═════ Supplied records ═════

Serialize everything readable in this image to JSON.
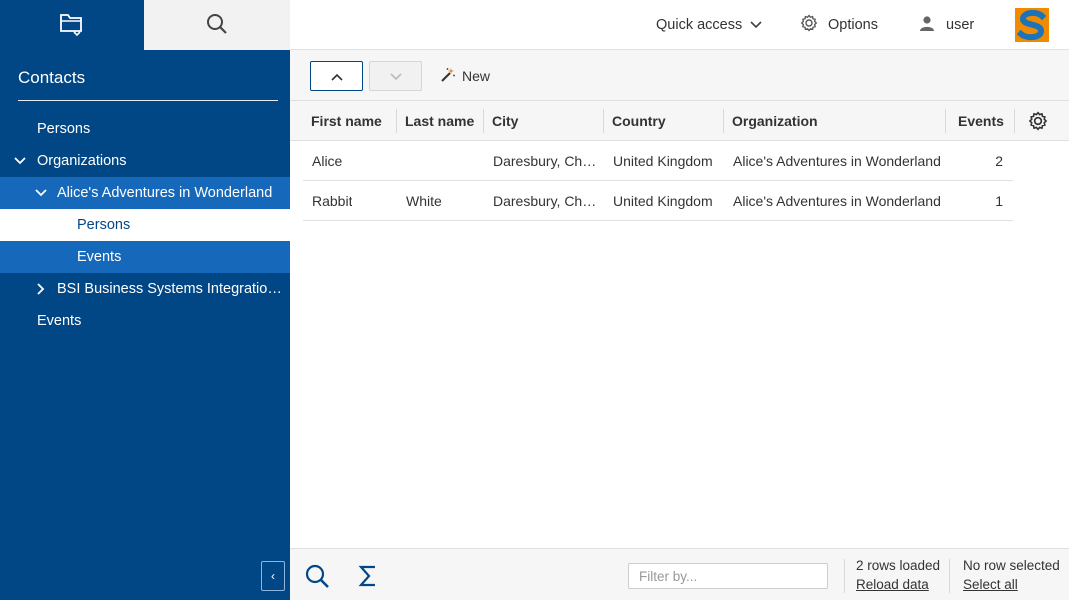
{
  "sidebar": {
    "title": "Contacts",
    "tree": [
      {
        "label": "Persons",
        "expanded": null,
        "selected": false,
        "highlight": false
      },
      {
        "label": "Organizations",
        "expanded": true,
        "selected": false,
        "highlight": false
      },
      {
        "label": "Alice's Adventures in Wonderland",
        "expanded": true,
        "selected": false,
        "highlight": true
      },
      {
        "label": "Persons",
        "expanded": null,
        "selected": true,
        "highlight": false
      },
      {
        "label": "Events",
        "expanded": null,
        "selected": false,
        "highlight": true
      },
      {
        "label": "BSI Business Systems Integration AG",
        "expanded": false,
        "selected": false,
        "highlight": false
      },
      {
        "label": "Events",
        "expanded": null,
        "selected": false,
        "highlight": false
      }
    ],
    "collapse_glyph": "‹"
  },
  "header": {
    "quick_access": "Quick access",
    "options": "Options",
    "user": "user"
  },
  "toolbar": {
    "new_label": "New"
  },
  "table": {
    "columns": [
      "First name",
      "Last name",
      "City",
      "Country",
      "Organization",
      "Events"
    ],
    "rows": [
      [
        "Alice",
        "",
        "Daresbury, Cheshire",
        "United Kingdom",
        "Alice's Adventures in Wonderland",
        "2"
      ],
      [
        "Rabbit",
        "White",
        "Daresbury, Cheshire",
        "United Kingdom",
        "Alice's Adventures in Wonderland",
        "1"
      ]
    ]
  },
  "footer": {
    "filter_placeholder": "Filter by...",
    "rows_loaded": "2 rows loaded",
    "reload": "Reload data",
    "selection": "No row selected",
    "select_all": "Select all"
  },
  "colors": {
    "sidebar_bg": "#014786",
    "sidebar_highlight": "#1668ba",
    "accent": "#014786",
    "logo_orange": "#f08a00",
    "logo_blue": "#1b73b9"
  }
}
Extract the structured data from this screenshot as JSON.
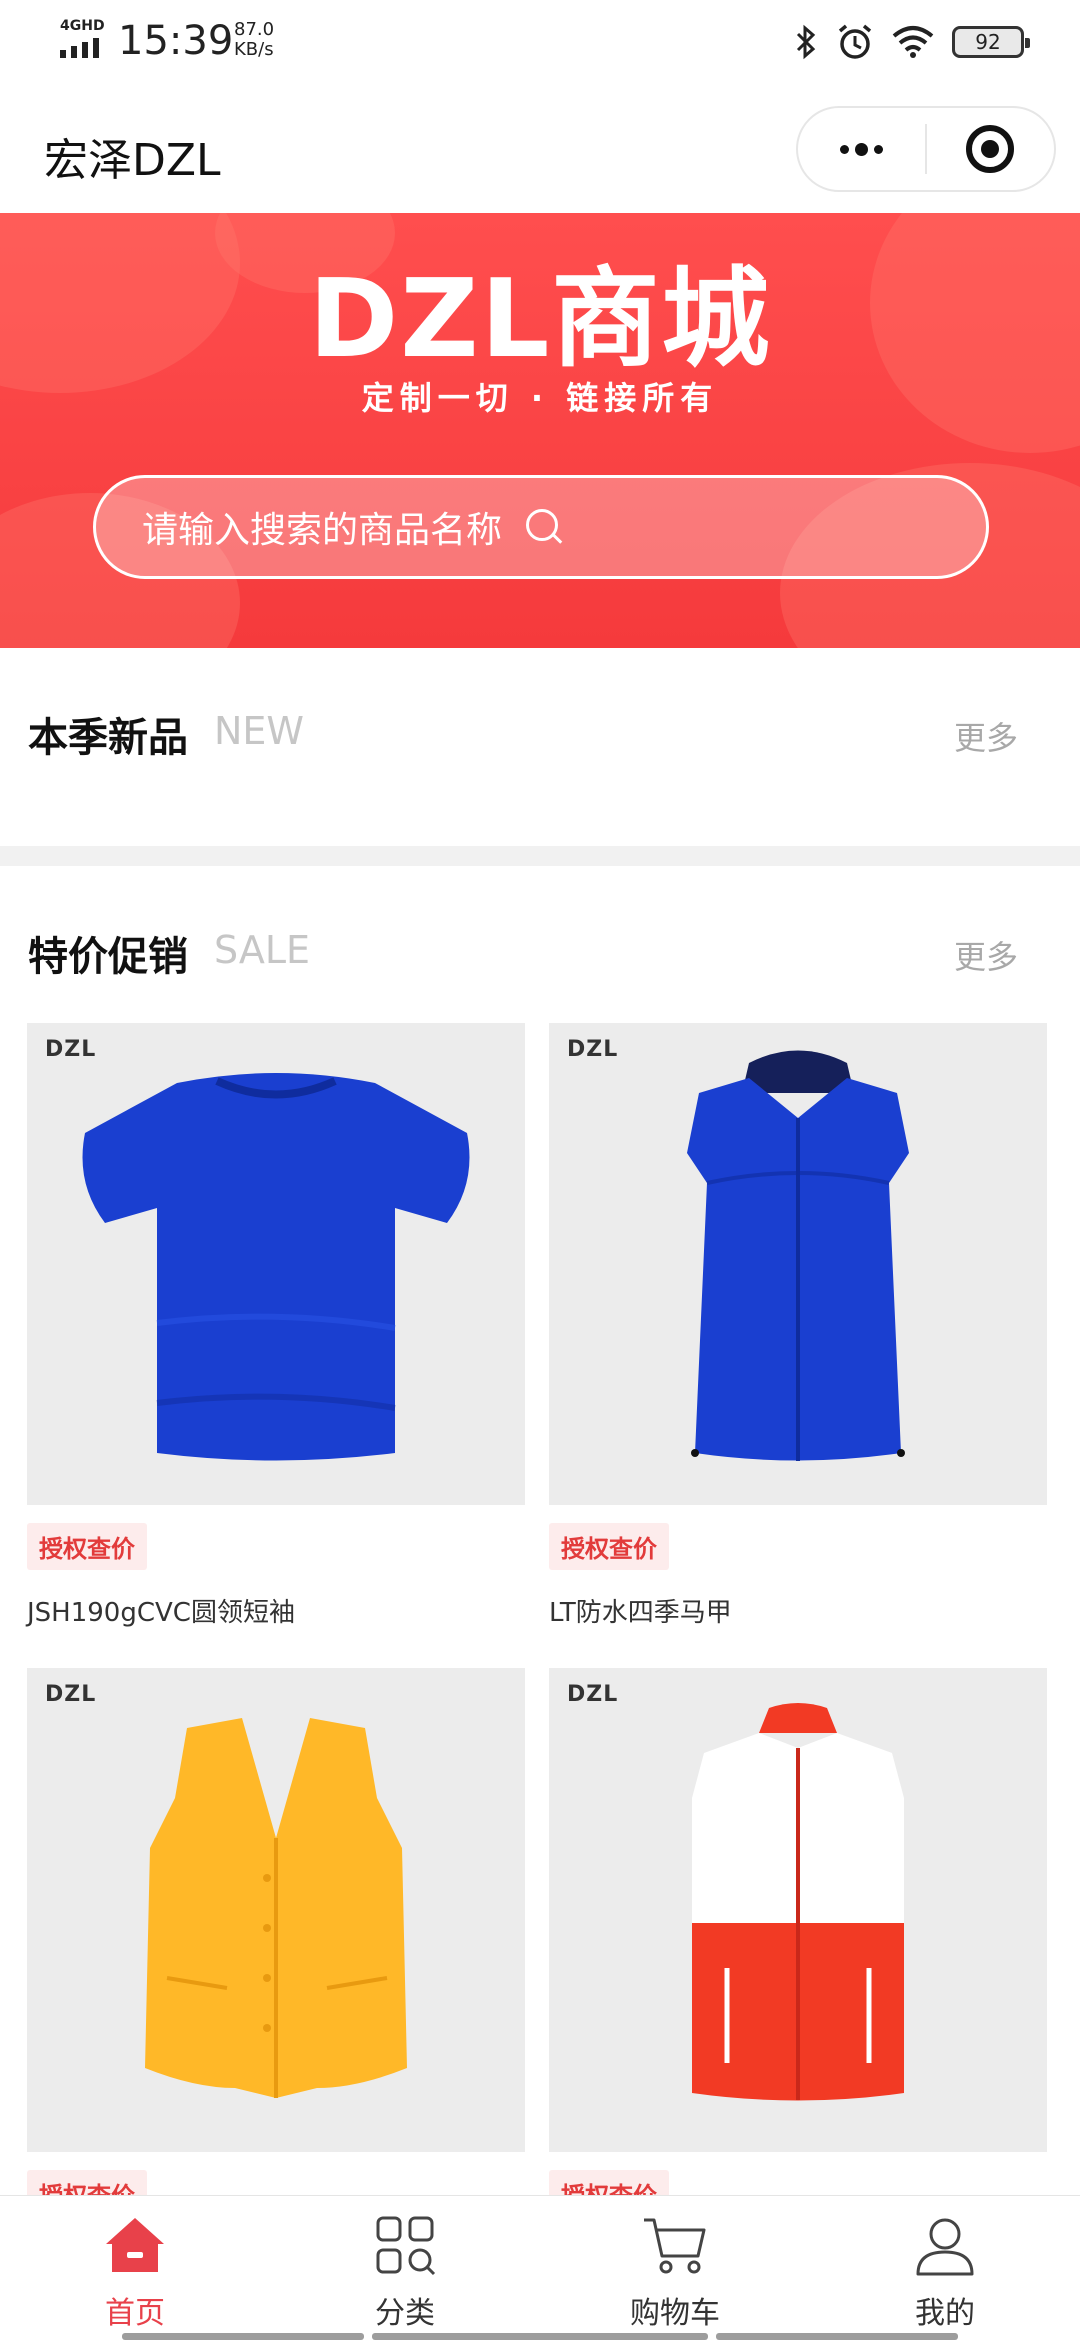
{
  "status_bar": {
    "network": "4GHD",
    "time": "15:39",
    "speed_value": "87.0",
    "speed_unit": "KB/s",
    "battery": "92",
    "icons": [
      "bluetooth-icon",
      "alarm-icon",
      "wifi-icon",
      "battery-icon"
    ]
  },
  "nav": {
    "title": "宏泽DZL",
    "more_icon": "more-dots-icon",
    "close_icon": "target-circle-icon"
  },
  "banner": {
    "logo": "DZL商城",
    "slogan": "定制一切 · 链接所有",
    "search_placeholder": "请输入搜索的商品名称",
    "accent": "#f7403f"
  },
  "sections": {
    "new": {
      "title": "本季新品",
      "subtitle": "NEW",
      "more": "更多"
    },
    "sale": {
      "title": "特价促销",
      "subtitle": "SALE",
      "more": "更多"
    }
  },
  "products": [
    {
      "brand": "DZL",
      "tag": "授权查价",
      "name": "JSH190gCVC圆领短袖",
      "image": "blue-tshirt"
    },
    {
      "brand": "DZL",
      "tag": "授权查价",
      "name": "LT防水四季马甲",
      "image": "blue-hooded-vest"
    },
    {
      "brand": "DZL",
      "tag": "授权查价",
      "name": "",
      "image": "yellow-vest"
    },
    {
      "brand": "DZL",
      "tag": "授权查价",
      "name": "",
      "image": "red-white-vest"
    }
  ],
  "tabs": [
    {
      "label": "首页",
      "icon": "home-icon",
      "active": true
    },
    {
      "label": "分类",
      "icon": "category-grid-icon",
      "active": false
    },
    {
      "label": "购物车",
      "icon": "cart-icon",
      "active": false
    },
    {
      "label": "我的",
      "icon": "user-icon",
      "active": false
    }
  ],
  "colors": {
    "accent": "#e8414a",
    "tag_bg": "#fdecec",
    "tag_text": "#e23b3b",
    "blue_garment": "#1a3fd0",
    "yellow_garment": "#ffb828",
    "red_garment": "#f23a24"
  }
}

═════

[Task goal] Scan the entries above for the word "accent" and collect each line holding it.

[Written response]
    "accent": "#014786",
    "accent": "#f7403f"
    "accent": "#e8414a",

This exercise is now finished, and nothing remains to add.